=== Begin Enclosure ===

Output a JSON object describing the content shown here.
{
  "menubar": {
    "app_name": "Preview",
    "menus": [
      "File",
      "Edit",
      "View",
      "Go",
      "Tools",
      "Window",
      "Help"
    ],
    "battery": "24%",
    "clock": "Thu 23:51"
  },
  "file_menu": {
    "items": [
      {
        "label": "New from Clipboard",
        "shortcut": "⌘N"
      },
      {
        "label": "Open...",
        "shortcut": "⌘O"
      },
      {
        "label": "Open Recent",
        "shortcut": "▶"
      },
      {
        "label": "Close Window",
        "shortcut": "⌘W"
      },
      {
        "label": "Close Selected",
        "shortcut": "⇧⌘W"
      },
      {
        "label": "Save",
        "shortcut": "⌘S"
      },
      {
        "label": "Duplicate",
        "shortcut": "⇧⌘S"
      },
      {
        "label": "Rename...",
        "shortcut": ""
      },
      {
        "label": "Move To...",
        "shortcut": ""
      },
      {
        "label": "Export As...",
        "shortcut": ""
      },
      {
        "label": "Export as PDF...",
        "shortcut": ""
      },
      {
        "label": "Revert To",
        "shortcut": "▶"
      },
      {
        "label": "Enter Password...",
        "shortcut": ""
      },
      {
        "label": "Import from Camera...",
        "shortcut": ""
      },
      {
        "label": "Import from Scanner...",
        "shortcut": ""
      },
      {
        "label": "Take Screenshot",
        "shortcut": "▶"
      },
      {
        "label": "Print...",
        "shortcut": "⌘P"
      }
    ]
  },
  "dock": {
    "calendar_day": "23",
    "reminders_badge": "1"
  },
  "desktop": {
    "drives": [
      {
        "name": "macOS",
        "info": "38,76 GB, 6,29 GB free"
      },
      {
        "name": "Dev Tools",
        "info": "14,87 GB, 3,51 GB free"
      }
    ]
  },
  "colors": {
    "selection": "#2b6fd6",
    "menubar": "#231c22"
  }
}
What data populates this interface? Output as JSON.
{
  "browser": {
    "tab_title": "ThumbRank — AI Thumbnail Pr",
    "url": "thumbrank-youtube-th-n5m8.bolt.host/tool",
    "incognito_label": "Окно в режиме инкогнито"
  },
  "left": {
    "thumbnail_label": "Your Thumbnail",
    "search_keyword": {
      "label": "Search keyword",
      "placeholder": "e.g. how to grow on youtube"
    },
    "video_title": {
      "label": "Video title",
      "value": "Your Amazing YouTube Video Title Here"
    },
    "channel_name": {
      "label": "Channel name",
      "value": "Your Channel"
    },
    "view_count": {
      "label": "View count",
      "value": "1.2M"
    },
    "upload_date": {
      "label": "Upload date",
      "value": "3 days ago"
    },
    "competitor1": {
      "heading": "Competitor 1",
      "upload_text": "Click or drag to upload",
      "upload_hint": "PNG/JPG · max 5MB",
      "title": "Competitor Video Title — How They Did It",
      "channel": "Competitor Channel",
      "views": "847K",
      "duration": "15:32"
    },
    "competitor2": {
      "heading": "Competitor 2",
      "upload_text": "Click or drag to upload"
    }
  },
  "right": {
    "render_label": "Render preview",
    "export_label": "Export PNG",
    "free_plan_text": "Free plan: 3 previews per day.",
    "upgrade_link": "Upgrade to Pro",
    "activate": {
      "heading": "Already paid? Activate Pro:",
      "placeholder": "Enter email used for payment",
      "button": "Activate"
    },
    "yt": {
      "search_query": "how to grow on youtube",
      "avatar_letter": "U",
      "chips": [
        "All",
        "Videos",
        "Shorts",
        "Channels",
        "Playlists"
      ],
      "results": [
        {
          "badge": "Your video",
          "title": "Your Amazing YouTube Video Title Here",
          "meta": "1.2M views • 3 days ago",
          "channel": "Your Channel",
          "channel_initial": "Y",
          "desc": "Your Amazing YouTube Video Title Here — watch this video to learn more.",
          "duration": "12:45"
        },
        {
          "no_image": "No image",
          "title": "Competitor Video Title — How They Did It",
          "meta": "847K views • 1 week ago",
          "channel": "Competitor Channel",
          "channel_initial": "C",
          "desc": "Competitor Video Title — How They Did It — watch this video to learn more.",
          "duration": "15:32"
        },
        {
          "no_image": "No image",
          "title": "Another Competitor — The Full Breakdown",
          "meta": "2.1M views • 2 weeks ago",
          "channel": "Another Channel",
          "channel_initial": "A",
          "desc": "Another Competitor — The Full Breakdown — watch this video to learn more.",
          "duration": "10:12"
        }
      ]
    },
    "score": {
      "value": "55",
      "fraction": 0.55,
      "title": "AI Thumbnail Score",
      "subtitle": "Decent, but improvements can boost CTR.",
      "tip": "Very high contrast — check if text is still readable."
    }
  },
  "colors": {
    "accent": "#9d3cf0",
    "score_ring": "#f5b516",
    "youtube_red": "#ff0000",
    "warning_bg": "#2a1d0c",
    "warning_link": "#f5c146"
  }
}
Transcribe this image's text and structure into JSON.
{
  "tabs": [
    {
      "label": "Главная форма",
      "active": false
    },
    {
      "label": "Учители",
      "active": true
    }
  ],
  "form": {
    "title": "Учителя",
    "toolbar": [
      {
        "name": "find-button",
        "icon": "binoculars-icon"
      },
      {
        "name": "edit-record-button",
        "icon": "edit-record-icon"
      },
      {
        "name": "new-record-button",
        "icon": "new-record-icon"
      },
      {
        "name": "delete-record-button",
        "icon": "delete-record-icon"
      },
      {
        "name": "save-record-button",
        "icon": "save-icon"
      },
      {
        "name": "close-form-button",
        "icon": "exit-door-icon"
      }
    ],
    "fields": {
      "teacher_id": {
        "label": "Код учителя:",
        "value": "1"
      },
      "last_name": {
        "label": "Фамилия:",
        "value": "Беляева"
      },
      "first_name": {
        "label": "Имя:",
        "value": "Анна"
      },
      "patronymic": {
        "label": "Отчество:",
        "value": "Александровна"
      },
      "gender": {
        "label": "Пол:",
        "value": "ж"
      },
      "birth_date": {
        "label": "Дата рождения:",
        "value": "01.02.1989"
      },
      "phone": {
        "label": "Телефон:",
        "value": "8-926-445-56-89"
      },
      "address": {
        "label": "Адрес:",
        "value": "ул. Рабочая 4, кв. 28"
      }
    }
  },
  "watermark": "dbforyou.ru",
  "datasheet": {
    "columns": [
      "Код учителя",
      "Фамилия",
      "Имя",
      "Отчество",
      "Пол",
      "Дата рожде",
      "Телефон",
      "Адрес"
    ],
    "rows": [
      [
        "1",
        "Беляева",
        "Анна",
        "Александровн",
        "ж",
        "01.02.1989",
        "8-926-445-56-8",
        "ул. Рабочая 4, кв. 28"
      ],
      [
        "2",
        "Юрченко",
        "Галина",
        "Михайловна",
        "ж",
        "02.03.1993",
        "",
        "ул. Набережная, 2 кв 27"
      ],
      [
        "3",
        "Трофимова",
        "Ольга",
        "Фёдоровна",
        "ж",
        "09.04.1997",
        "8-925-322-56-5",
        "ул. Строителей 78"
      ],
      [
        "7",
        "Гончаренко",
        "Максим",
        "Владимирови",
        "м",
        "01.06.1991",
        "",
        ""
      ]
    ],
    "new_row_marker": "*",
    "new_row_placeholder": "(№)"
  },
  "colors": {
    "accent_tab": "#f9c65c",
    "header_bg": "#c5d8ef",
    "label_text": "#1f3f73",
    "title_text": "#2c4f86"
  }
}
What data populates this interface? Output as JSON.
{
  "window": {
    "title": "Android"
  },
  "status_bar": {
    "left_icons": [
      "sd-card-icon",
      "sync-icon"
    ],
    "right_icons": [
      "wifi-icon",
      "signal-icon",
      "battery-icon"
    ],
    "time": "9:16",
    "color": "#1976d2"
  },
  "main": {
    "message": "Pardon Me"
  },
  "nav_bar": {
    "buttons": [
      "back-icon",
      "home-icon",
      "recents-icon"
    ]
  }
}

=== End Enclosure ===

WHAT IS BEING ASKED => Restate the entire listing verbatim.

YOUR RESPONSE =>
Output a JSON object describing the content shown here.
{
  "menubar": {
    "app_name": "Preview",
    "menus": [
      "File",
      "Edit",
      "View",
      "Go",
      "Tools",
      "Window",
      "Help"
    ],
    "battery": "24%",
    "clock": "Thu 23:51"
  },
  "file_menu": {
    "items": [
      {
        "label": "New from Clipboard",
        "shortcut": "⌘N"
      },
      {
        "label": "Open...",
        "shortcut": "⌘O"
      },
      {
        "label": "Open Recent",
        "shortcut": "▶"
      },
      {
        "label": "Close Window",
        "shortcut": "⌘W"
      },
      {
        "label": "Close Selected",
        "shortcut": "⇧⌘W"
      },
      {
        "label": "Save",
        "shortcut": "⌘S"
      },
      {
        "label": "Duplicate",
        "shortcut": "⇧⌘S"
      },
      {
        "label": "Rename...",
        "shortcut": ""
      },
      {
        "label": "Move To...",
        "shortcut": ""
      },
      {
        "label": "Export As...",
        "shortcut": ""
      },
      {
        "label": "Export as PDF...",
        "shortcut": ""
      },
      {
        "label": "Revert To",
        "shortcut": "▶"
      },
      {
        "label": "Enter Password...",
        "shortcut": ""
      },
      {
        "label": "Import from Camera...",
        "shortcut": ""
      },
      {
        "label": "Import from Scanner...",
        "shortcut": ""
      },
      {
        "label": "Take Screenshot",
        "shortcut": "▶"
      },
      {
        "label": "Print...",
        "shortcut": "⌘P"
      }
    ]
  },
  "dock": {
    "calendar_day": "23",
    "reminders_badge": "1"
  },
  "desktop": {
    "drives": [
      {
        "name": "macOS",
        "info": "38,76 GB, 6,29 GB free"
      },
      {
        "name": "Dev Tools",
        "info": "14,87 GB, 3,51 GB free"
      }
    ]
  },
  "colors": {
    "selection": "#2b6fd6",
    "menubar": "#231c22"
  }
}
What data populates this interface? Output as JSON.
{
  "browser": {
    "tab_title": "ThumbRank — AI Thumbnail Pr",
    "url": "thumbrank-youtube-th-n5m8.bolt.host/tool",
    "incognito_label": "Окно в режиме инкогнито"
  },
  "left": {
    "thumbnail_label": "Your Thumbnail",
    "search_keyword": {
      "label": "Search keyword",
      "placeholder": "e.g. how to grow on youtube"
    },
    "video_title": {
      "label": "Video title",
      "value": "Your Amazing YouTube Video Title Here"
    },
    "channel_name": {
      "label": "Channel name",
      "value": "Your Channel"
    },
    "view_count": {
      "label": "View count",
      "value": "1.2M"
    },
    "upload_date": {
      "label": "Upload date",
      "value": "3 days ago"
    },
    "competitor1": {
      "heading": "Competitor 1",
      "upload_text": "Click or drag to upload",
      "upload_hint": "PNG/JPG · max 5MB",
      "title": "Competitor Video Title — How They Did It",
      "channel": "Competitor Channel",
      "views": "847K",
      "duration": "15:32"
    },
    "competitor2": {
      "heading": "Competitor 2",
      "upload_text": "Click or drag to upload"
    }
  },
  "right": {
    "render_label": "Render preview",
    "export_label": "Export PNG",
    "free_plan_text": "Free plan: 3 previews per day.",
    "upgrade_link": "Upgrade to Pro",
    "activate": {
      "heading": "Already paid? Activate Pro:",
      "placeholder": "Enter email used for payment",
      "button": "Activate"
    },
    "yt": {
      "search_query": "how to grow on youtube",
      "avatar_letter": "U",
      "chips": [
        "All",
        "Videos",
        "Shorts",
        "Channels",
        "Playlists"
      ],
      "results": [
        {
          "badge": "Your video",
          "title": "Your Amazing YouTube Video Title Here",
          "meta": "1.2M views • 3 days ago",
          "channel": "Your Channel",
          "channel_initial": "Y",
          "desc": "Your Amazing YouTube Video Title Here — watch this video to learn more.",
          "duration": "12:45"
        },
        {
          "no_image": "No image",
          "title": "Competitor Video Title — How They Did It",
          "meta": "847K views • 1 week ago",
          "channel": "Competitor Channel",
          "channel_initial": "C",
          "desc": "Competitor Video Title — How They Did It — watch this video to learn more.",
          "duration": "15:32"
        },
        {
          "no_image": "No image",
          "title": "Another Competitor — The Full Breakdown",
          "meta": "2.1M views • 2 weeks ago",
          "channel": "Another Channel",
          "channel_initial": "A",
          "desc": "Another Competitor — The Full Breakdown — watch this video to learn more.",
          "duration": "10:12"
        }
      ]
    },
    "score": {
      "value": "55",
      "fraction": 0.55,
      "title": "AI Thumbnail Score",
      "subtitle": "Decent, but improvements can boost CTR.",
      "tip": "Very high contrast — check if text is still readable."
    }
  },
  "colors": {
    "accent": "#9d3cf0",
    "score_ring": "#f5b516",
    "youtube_red": "#ff0000",
    "warning_bg": "#2a1d0c",
    "warning_link": "#f5c146"
  }
}
Transcribe this image's text and structure into JSON.
{
  "tabs": [
    {
      "label": "Главная форма",
      "active": false
    },
    {
      "label": "Учители",
      "active": true
    }
  ],
  "form": {
    "title": "Учителя",
    "toolbar": [
      {
        "name": "find-button",
        "icon": "binoculars-icon"
      },
      {
        "name": "edit-record-button",
        "icon": "edit-record-icon"
      },
      {
        "name": "new-record-button",
        "icon": "new-record-icon"
      },
      {
        "name": "delete-record-button",
        "icon": "delete-record-icon"
      },
      {
        "name": "save-record-button",
        "icon": "save-icon"
      },
      {
        "name": "close-form-button",
        "icon": "exit-door-icon"
      }
    ],
    "fields": {
      "teacher_id": {
        "label": "Код учителя:",
        "value": "1"
      },
      "last_name": {
        "label": "Фамилия:",
        "value": "Беляева"
      },
      "first_name": {
        "label": "Имя:",
        "value": "Анна"
      },
      "patronymic": {
        "label": "Отчество:",
        "value": "Александровна"
      },
      "gender": {
        "label": "Пол:",
        "value": "ж"
      },
      "birth_date": {
        "label": "Дата рождения:",
        "value": "01.02.1989"
      },
      "phone": {
        "label": "Телефон:",
        "value": "8-926-445-56-89"
      },
      "address": {
        "label": "Адрес:",
        "value": "ул. Рабочая 4, кв. 28"
      }
    }
  },
  "watermark": "dbforyou.ru",
  "datasheet": {
    "columns": [
      "Код учителя",
      "Фамилия",
      "Имя",
      "Отчество",
      "Пол",
      "Дата рожде",
      "Телефон",
      "Адрес"
    ],
    "rows": [
      [
        "1",
        "Беляева",
        "Анна",
        "Александровн",
        "ж",
        "01.02.1989",
        "8-926-445-56-8",
        "ул. Рабочая 4, кв. 28"
      ],
      [
        "2",
        "Юрченко",
        "Галина",
        "Михайловна",
        "ж",
        "02.03.1993",
        "",
        "ул. Набережная, 2 кв 27"
      ],
      [
        "3",
        "Трофимова",
        "Ольга",
        "Фёдоровна",
        "ж",
        "09.04.1997",
        "8-925-322-56-5",
        "ул. Строителей 78"
      ],
      [
        "7",
        "Гончаренко",
        "Максим",
        "Владимирови",
        "м",
        "01.06.1991",
        "",
        ""
      ]
    ],
    "new_row_marker": "*",
    "new_row_placeholder": "(№)"
  },
  "colors": {
    "accent_tab": "#f9c65c",
    "header_bg": "#c5d8ef",
    "label_text": "#1f3f73",
    "title_text": "#2c4f86"
  }
}
What data populates this interface? Output as JSON.
{
  "window": {
    "title": "Android"
  },
  "status_bar": {
    "left_icons": [
      "sd-card-icon",
      "sync-icon"
    ],
    "right_icons": [
      "wifi-icon",
      "signal-icon",
      "battery-icon"
    ],
    "time": "9:16",
    "color": "#1976d2"
  },
  "main": {
    "message": "Pardon Me"
  },
  "nav_bar": {
    "buttons": [
      "back-icon",
      "home-icon",
      "recents-icon"
    ]
  }
}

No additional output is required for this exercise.